[Data records for software interfaces]
═══

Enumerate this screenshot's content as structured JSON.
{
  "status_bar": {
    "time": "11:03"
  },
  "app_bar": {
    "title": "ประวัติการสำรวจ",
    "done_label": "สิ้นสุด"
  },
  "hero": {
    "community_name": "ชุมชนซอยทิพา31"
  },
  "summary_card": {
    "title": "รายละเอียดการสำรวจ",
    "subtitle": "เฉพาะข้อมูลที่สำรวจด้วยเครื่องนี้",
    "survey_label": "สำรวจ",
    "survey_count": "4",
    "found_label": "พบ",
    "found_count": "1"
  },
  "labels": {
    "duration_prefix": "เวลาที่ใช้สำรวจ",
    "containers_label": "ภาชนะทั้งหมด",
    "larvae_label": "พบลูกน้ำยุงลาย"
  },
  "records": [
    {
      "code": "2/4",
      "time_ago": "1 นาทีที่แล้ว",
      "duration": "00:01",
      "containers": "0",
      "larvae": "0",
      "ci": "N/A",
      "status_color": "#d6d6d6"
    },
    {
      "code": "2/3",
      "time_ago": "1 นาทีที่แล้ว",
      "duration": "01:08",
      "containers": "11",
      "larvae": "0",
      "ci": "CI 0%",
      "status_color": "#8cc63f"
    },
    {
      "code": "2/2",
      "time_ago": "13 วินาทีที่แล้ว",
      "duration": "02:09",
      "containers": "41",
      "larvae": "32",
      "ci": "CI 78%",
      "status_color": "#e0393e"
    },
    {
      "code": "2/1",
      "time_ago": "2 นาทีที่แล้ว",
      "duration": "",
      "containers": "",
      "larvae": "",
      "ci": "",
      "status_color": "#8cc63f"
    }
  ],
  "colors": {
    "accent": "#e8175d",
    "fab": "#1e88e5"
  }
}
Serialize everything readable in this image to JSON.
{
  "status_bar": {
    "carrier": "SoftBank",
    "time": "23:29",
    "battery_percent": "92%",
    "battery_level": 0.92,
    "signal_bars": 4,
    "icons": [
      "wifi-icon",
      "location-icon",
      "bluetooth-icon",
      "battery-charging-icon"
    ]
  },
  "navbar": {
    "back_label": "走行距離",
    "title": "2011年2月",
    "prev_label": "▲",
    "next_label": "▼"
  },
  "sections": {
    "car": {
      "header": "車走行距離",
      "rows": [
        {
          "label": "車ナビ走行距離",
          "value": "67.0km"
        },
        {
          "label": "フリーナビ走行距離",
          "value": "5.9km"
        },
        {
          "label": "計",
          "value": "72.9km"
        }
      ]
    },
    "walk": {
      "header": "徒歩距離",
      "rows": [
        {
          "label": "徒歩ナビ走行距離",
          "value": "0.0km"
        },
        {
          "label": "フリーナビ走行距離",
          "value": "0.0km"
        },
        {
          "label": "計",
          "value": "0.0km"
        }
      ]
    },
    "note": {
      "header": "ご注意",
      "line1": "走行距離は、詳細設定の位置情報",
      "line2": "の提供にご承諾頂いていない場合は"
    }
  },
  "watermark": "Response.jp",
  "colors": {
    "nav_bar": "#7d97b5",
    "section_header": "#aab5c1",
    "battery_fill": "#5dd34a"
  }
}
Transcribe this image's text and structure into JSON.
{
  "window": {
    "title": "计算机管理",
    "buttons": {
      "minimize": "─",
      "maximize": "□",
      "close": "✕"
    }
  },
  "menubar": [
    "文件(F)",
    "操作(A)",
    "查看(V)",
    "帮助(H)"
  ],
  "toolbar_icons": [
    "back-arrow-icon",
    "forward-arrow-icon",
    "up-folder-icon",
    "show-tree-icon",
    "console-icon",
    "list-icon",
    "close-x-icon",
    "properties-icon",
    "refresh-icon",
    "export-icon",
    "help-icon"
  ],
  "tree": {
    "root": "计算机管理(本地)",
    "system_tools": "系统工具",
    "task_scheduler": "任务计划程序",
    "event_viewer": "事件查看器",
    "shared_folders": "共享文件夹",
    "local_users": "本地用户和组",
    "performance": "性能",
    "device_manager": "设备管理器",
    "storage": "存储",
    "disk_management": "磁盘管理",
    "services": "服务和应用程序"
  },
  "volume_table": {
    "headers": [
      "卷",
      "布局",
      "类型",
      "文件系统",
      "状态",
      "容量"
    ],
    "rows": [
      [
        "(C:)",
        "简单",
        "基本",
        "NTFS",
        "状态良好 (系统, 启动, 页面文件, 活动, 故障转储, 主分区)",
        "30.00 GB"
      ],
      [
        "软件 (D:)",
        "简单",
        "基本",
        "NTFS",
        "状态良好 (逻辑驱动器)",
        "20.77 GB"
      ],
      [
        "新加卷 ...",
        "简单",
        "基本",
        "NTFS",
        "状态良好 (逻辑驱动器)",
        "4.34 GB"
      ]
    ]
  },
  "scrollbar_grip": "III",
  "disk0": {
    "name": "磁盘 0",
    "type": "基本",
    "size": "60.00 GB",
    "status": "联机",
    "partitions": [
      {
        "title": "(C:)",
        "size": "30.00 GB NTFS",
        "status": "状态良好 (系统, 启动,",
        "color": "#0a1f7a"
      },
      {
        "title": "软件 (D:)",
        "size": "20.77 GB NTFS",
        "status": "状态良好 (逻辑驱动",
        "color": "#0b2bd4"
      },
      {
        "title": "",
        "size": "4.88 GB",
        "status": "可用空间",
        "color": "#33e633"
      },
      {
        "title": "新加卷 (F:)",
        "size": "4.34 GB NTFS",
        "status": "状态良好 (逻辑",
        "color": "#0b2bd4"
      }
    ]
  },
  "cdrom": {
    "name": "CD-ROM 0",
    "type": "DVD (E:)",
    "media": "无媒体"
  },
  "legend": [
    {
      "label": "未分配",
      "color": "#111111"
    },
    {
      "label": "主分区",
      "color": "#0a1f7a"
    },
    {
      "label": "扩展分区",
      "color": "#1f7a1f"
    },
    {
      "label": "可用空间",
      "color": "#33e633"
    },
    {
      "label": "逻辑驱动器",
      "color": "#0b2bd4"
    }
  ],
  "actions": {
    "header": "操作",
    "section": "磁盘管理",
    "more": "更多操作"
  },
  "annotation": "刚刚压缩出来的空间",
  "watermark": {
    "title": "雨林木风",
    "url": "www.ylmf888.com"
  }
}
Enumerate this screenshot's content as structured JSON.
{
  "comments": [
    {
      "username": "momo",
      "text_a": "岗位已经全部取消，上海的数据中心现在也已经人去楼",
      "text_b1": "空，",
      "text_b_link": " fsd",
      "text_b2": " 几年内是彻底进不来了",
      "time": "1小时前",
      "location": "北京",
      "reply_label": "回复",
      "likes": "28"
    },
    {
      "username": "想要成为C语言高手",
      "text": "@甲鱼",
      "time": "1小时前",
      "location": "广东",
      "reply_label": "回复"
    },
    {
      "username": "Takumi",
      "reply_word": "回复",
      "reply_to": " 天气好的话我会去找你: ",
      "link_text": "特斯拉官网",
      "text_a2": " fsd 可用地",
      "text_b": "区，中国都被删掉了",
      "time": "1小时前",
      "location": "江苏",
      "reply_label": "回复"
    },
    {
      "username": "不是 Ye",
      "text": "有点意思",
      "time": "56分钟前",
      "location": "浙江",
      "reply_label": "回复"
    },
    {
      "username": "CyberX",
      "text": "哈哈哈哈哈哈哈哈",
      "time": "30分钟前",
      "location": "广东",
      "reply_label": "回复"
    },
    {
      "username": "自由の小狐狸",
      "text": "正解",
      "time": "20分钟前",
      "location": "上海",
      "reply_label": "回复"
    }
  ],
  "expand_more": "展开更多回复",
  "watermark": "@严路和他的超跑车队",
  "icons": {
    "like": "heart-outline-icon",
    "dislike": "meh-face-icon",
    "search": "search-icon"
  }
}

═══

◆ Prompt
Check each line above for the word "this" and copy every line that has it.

◆ Task answer
Enumerate this screenshot's content as structured JSON.
Serialize everything readable in this image to JSON.
Transcribe this image's text and structure into JSON.
Enumerate this screenshot's content as structured JSON.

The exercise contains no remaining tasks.